More and more people are finding out how difficult it is to meet their monthly bills due to the financial crisis that plagued our nation. Because of this, millions of people are finding themselves with a difficult choice to make: file for bankruptcy or get foreclosed on. The only way to decide which is better is to compare the two.
The Difference between Foreclosure and Bankruptcy
Some of the most common questions in this situation are what are the consequences to being foreclosed on? How will foreclosure affect my credit?
Foreclosure, obviously, affects your credit negatively and will show up on your credit report for a number of years, as will bankruptcy. Foreclosure will typically stay on your credit report for up to 7-years. In many instances, you will be able to start rebuilding your credit after two years has passed. Bankruptcy, on the other hand, will stay on your credit report for up to 10 years. Either way, you will have a major hit on your credit score and it will be difficult to get another mortgage or car loan until they have cleared.
Bankruptcy is one way to deal with various types of creditors when money is tight. Chapter 13 bankruptcy is used to reorganize debts and provides a three to five-year window for repayment. It is often used by people who own expensive assets such as cars or homes and do not want to part with these. Steady income is required throughout the repayment plan and any violation of bankruptcy terms can lead to repossession of assets.
Can I Save My Home?
When you are facing foreclosure, you may find yourself asking whether it’s possible to save your home and avoid foreclosure, and even whether it’s even worth saving. Is your house underwater—do you have equity in it? These are important questions to discuss with a bankruptcy attorney before either process progresses too far.
When you have decided that, for whatever reason, you want to save your home, Chapter 13 bankruptcy is usually the best course of action. When finding yourself in a foreclosure vs. bankruptcy situation, it is important to make the clear decision whether you do want to save your home or not. Chapter 13 bankruptcy can stop the foreclosure process in its tracks and can help to restructure your debts to a manageable payment amount until you emerge from your completed repayment plan period. In many instances, Chapter 13 can save your home because it will force the lender to work with the bankruptcy court and trustee to come up with a new payment that works for your income, within reason.
What about a Short Sale?
A short sale is the sale of a home for less than the mortgage balance. All proceeds from the sale are used to repay the mortgage and the homeowner must contribute additional money to cover the remaining balance. This situation is not ideal because the homeowner usually does not have any extra money. Short sale transactions can be complicated, some banks do not accept short sale payoffs, and some homeowners do not qualify.
During a short sale, the homeowner may ask the lender not to report any adverse credit. However, the lender is not obligated to agree to this. A foreclosure is displayed on the credit report, making it difficult for the individual to purchase another home for up to five years. In addition, credit card interest rates may increase by up to 30 percent, making it difficult to secure other credit.
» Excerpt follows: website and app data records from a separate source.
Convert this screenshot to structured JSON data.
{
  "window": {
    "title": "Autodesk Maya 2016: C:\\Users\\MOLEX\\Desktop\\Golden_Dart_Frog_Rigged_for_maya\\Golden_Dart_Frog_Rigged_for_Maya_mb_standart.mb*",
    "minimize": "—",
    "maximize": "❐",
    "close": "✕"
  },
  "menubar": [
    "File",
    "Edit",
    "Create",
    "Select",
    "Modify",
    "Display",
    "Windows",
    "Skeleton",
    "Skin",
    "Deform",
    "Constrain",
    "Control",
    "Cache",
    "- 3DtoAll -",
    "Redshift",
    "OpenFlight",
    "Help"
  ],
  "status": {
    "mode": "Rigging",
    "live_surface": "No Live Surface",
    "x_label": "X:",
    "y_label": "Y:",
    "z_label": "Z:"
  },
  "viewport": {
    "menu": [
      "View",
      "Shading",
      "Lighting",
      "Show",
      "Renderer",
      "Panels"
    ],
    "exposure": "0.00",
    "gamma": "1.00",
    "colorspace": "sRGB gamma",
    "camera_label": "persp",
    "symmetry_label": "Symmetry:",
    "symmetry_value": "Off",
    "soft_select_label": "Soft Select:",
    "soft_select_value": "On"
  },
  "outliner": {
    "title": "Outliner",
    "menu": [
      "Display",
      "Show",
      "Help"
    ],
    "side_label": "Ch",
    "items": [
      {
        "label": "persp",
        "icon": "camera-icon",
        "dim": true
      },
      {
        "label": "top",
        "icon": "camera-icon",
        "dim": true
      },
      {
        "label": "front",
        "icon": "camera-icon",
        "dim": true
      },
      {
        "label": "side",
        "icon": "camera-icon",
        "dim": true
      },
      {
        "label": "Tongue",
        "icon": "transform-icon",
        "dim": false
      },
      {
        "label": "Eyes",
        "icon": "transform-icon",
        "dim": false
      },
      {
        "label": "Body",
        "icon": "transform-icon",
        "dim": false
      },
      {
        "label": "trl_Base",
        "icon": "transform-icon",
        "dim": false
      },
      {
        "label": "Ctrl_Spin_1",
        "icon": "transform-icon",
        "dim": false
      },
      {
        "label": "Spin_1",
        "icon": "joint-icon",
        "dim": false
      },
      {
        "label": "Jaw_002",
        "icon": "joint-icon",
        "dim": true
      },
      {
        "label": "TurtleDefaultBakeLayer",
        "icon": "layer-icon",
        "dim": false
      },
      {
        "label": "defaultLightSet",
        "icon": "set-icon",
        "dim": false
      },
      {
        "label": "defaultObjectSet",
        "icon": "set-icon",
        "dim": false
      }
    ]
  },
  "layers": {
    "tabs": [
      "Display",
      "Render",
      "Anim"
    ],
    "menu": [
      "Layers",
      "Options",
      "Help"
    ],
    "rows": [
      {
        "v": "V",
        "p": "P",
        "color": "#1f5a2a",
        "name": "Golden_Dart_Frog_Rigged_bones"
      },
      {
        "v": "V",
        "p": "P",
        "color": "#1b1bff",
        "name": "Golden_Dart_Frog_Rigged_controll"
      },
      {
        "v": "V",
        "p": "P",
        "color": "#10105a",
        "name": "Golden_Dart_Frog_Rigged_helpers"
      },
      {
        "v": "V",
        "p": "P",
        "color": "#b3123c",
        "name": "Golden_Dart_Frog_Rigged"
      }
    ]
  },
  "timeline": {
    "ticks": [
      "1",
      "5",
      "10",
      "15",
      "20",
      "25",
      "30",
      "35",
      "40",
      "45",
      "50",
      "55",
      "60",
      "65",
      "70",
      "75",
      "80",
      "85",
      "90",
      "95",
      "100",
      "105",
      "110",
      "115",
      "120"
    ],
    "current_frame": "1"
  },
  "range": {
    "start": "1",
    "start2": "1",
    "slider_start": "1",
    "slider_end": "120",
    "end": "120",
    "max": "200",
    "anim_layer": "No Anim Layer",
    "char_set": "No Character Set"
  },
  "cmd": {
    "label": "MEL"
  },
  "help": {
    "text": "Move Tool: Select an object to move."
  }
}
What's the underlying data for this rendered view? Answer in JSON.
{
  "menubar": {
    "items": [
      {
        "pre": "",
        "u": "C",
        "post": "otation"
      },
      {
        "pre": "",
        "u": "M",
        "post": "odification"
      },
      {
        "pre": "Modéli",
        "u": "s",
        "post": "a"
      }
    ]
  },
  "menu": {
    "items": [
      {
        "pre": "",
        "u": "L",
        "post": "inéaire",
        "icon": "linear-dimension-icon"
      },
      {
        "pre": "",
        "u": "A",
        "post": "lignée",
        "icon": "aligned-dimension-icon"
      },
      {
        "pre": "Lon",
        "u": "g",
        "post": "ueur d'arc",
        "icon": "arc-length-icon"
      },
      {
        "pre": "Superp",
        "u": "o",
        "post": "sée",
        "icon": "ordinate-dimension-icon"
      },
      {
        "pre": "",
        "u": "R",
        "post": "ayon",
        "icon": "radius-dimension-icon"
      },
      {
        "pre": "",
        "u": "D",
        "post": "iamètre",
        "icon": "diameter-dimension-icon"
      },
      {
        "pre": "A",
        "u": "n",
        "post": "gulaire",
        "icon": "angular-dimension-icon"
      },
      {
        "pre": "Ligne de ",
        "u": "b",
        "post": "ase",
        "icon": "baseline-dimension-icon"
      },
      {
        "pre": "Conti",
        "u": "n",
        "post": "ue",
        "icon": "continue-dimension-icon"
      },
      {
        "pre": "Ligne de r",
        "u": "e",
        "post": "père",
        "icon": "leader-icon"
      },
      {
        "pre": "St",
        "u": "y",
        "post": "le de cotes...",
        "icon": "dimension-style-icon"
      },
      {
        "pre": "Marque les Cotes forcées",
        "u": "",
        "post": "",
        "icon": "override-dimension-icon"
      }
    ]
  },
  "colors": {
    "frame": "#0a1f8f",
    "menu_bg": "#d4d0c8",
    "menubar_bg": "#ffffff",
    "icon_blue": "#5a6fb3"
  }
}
Foreclosure vs. Bankruptcy: Choosing Between Two Bad Options
It all depends on what you see as your main goal. If your goal is to walk away from the home, avoid foreclosure with a short-sale, or save your home with chapter 13 bankruptcy, you have different options. Speaking with an experienced bankruptcy attorney is an important move to make as they will be able to provide you with the resources and specific details of which is better for your particular case. There is no right or wrong answer, generally speaking, on which is better, foreclosure vs. bankruptcy, but with the right help from a bankruptcy attorney, you can emerge from the process in a much better situation than you ever believed you would be in.